Results:  HA showed baseline impaired maximal % FMD (8.5 ± 5.4 SD vs. 14.9 ± 7.4, <0.001 vs. teetotalers), higher systolic (SBP) and diastolic (DBP) blood pressure (+24 mm Hg, <0.001; +15 mm Hg, <0.01), uric acid (5.3 ± 1.1 vs. 4.4 ± 0.8 mg/dl, <0.05), high-sensitivity C-reactive protein (hs-CRP; 2.7 ± 2.0 vs. 1.0 ± 0.9 mg/l, <0.02), endothelin-1 (ET-1, 0.88 ± 0.36 vs. 0.37 ± 0.10 pg/ml,<0.001), asymmetric dimethylarginine (ADMA, 0.50 ± 0.21 vs. 0.41 ± 0.12 μmol/l, p < 0.001), homeostasis model assessment of insulin resistance (HOMA-IR) (2.3 ± 1.1 vs. 1.2 ± 0.4, <0.001), and urinary 8-isoprostane (U8-iso-PGF2α) (237.2 ± 172.4 vs. 168.5 ± 96.6 pg/mg creatinine, <0.05). After withdrawal, SBP fell by 15 mm Hg, DBP by 11 mm Hg (p < 0.001), and hs-CRP by 0.94 mg/l (p < 0.02), all remaining still higher than teetotalers (<0.05, 0.01, 0.05 respectively). ET-1, HOMA-IR, and U8-iso-PGF2α were unchanged (p = NS vs. baseline, <0.05 to 0.001 vs. teetotalers). Maximal % FMD rose (to 10.6 ± 6.2, p < 0.04), but it still remained impaired (<0.04 vs. teetotalers). ADMA increased further to 0.64 ± 0.15 μmol/l (<0.05 vs. baseline, <0.02 vs. teetotalers).

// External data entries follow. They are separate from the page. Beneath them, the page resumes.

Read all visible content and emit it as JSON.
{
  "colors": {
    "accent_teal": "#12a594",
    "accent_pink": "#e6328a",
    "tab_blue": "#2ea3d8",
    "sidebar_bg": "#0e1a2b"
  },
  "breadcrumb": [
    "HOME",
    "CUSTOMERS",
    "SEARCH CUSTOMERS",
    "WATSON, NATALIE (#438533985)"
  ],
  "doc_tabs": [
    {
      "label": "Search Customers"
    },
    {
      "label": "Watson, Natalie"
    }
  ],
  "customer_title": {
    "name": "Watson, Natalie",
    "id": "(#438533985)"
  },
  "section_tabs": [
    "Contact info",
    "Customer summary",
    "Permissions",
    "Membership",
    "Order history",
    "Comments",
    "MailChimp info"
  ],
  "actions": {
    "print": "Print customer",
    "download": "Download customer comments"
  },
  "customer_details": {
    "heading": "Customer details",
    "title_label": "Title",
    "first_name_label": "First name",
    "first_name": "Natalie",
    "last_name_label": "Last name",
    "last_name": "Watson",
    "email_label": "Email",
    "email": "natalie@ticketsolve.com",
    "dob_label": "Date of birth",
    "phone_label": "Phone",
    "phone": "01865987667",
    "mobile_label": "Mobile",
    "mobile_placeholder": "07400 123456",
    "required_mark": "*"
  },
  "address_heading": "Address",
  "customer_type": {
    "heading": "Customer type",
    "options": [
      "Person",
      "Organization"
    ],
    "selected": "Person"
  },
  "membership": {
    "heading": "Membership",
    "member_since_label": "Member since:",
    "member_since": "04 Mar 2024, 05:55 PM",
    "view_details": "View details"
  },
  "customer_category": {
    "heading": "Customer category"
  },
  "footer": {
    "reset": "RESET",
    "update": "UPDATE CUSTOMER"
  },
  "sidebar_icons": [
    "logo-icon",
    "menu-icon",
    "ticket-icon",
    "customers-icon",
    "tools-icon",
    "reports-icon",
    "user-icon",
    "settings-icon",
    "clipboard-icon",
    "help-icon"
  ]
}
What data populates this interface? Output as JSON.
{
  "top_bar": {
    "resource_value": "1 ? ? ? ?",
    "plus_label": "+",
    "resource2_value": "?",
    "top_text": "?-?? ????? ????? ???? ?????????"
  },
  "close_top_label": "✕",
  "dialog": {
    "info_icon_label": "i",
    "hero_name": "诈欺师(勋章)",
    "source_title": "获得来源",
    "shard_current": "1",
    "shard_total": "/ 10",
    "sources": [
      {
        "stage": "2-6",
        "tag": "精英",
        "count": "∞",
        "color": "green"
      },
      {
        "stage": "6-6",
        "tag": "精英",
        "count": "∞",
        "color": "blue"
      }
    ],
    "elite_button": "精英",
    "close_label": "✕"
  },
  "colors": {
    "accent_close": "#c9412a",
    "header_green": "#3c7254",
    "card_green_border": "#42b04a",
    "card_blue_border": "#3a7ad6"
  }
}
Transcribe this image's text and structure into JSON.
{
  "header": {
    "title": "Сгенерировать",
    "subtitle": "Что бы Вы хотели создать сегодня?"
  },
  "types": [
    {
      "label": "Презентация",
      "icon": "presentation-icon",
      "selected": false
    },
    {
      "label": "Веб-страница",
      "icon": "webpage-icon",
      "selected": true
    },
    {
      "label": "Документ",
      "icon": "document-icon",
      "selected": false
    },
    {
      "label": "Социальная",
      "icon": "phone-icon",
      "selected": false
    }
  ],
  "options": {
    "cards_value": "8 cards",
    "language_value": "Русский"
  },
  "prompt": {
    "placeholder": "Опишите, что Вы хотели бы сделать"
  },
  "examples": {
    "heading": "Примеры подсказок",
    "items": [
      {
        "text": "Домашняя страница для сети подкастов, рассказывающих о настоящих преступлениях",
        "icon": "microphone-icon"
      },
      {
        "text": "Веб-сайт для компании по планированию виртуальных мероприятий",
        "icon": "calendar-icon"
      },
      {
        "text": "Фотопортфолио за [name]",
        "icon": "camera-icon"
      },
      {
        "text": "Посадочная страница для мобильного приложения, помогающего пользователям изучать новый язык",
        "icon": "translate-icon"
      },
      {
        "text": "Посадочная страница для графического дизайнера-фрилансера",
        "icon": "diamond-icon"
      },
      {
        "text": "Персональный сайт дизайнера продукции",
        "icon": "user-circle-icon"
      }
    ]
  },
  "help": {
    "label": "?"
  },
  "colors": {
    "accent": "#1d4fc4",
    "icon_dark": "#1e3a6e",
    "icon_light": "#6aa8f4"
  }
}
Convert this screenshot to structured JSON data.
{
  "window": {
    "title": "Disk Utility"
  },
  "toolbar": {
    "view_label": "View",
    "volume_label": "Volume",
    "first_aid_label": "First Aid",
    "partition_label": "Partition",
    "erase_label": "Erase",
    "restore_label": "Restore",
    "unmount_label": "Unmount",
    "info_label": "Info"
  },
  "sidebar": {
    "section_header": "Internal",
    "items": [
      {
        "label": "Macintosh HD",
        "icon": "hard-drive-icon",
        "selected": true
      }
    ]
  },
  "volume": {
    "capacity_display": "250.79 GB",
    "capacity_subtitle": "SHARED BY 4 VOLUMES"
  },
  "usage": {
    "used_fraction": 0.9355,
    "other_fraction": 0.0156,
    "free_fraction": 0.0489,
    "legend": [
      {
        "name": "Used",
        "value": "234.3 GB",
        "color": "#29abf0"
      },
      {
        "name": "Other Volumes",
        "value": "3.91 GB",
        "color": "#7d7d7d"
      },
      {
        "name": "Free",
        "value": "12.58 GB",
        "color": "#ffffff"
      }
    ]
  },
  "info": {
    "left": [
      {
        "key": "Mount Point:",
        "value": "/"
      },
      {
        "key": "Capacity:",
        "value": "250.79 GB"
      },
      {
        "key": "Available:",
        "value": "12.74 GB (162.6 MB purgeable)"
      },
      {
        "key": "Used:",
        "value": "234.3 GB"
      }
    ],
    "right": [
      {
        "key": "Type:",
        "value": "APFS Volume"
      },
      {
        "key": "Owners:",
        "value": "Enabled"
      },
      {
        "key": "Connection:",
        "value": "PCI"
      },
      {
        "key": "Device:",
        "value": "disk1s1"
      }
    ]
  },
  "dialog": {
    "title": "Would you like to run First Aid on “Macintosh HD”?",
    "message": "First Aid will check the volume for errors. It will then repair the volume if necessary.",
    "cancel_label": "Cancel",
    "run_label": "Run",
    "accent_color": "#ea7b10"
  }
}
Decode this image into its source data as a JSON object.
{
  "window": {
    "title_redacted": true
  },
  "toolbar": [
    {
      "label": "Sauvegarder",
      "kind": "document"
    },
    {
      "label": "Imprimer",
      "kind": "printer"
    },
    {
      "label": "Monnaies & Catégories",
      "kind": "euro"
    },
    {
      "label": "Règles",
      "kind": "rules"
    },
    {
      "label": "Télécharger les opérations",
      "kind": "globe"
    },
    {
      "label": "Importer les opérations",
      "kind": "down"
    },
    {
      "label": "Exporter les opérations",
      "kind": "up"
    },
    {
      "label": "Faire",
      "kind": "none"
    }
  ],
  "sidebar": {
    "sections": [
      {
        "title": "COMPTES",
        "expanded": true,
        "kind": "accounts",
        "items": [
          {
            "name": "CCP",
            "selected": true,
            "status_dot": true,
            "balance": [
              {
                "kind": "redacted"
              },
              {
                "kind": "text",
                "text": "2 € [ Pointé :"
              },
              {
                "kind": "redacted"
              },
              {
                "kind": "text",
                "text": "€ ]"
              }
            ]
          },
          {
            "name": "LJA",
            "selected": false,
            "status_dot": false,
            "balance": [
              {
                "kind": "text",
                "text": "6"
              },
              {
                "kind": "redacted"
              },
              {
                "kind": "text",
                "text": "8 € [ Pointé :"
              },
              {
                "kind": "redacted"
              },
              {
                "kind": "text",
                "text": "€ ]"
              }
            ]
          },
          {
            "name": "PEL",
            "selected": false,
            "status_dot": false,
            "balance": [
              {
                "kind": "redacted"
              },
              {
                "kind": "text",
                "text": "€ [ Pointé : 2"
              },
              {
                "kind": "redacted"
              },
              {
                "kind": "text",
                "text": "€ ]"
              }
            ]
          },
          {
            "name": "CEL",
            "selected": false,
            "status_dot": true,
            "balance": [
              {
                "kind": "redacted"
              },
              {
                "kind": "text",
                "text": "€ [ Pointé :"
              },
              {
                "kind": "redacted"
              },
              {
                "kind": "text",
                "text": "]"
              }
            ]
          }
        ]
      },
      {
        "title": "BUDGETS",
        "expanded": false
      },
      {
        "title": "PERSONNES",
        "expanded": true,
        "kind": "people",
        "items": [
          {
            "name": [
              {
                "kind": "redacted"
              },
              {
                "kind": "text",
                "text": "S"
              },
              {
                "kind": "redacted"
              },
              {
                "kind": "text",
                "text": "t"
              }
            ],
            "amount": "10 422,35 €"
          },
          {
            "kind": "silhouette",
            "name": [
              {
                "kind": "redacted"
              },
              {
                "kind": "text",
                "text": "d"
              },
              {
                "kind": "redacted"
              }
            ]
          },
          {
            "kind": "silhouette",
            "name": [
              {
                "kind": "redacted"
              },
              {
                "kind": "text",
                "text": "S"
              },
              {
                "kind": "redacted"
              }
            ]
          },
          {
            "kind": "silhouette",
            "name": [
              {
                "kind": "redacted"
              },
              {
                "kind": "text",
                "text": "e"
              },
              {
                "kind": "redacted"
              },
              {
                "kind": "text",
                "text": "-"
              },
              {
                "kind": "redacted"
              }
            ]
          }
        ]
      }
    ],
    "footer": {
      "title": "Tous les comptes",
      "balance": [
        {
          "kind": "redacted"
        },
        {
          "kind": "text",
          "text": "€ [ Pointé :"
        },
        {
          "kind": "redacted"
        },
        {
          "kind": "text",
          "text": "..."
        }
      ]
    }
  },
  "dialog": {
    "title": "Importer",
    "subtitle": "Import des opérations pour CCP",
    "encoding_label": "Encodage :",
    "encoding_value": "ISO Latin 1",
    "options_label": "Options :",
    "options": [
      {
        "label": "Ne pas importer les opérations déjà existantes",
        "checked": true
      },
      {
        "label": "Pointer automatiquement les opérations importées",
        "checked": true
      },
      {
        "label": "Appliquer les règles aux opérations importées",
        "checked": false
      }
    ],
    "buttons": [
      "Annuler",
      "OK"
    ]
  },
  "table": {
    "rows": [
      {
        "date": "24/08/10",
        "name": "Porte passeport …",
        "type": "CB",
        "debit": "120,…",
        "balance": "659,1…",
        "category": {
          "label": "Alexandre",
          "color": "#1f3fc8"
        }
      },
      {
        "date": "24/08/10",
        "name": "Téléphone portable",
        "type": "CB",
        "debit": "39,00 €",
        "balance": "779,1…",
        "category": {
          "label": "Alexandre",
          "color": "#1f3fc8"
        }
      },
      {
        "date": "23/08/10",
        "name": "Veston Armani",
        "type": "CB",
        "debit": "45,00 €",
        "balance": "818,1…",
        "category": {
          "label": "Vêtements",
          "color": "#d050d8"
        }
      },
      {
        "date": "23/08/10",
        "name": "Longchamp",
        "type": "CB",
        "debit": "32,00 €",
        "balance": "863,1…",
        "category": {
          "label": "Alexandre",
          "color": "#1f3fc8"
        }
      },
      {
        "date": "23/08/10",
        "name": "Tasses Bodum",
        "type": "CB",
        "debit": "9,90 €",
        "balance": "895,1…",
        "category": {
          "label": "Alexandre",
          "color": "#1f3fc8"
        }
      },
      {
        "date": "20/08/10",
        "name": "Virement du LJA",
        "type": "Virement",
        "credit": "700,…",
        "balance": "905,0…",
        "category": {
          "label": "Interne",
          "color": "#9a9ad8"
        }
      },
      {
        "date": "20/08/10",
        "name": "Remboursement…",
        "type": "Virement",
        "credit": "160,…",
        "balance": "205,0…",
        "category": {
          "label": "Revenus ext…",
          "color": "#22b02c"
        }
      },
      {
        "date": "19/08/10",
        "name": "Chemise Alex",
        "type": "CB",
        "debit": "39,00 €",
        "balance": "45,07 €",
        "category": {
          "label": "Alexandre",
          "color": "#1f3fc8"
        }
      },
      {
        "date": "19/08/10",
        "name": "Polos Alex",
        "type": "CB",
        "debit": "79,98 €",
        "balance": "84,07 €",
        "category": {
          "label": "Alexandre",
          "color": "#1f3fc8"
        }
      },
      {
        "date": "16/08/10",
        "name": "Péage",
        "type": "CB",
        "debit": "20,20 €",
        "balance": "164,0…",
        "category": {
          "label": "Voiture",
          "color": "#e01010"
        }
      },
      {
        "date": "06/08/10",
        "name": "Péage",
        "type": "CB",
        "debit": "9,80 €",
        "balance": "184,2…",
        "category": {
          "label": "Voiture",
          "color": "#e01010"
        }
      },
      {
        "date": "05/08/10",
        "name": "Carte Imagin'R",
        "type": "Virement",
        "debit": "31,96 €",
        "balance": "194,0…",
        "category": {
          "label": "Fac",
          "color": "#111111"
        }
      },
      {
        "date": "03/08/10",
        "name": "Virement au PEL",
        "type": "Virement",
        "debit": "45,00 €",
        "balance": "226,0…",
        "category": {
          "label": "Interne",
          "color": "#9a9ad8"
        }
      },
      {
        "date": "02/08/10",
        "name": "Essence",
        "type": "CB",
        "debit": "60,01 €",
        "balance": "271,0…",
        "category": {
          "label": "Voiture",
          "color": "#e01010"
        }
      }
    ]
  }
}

Conclusions:  HA show marked endothelial dysfunction (ED) and high BP, impaired insulin sensitivity, inflammation, increased oxidative stress, and elevated ET-1 and ADMA, which are unaffected or only partially reversed by a medium-term alcohol withdrawal. ED and related abnormalities persist in detoxified alcoholics, thus contributing to a greater CV morbidity and mortality.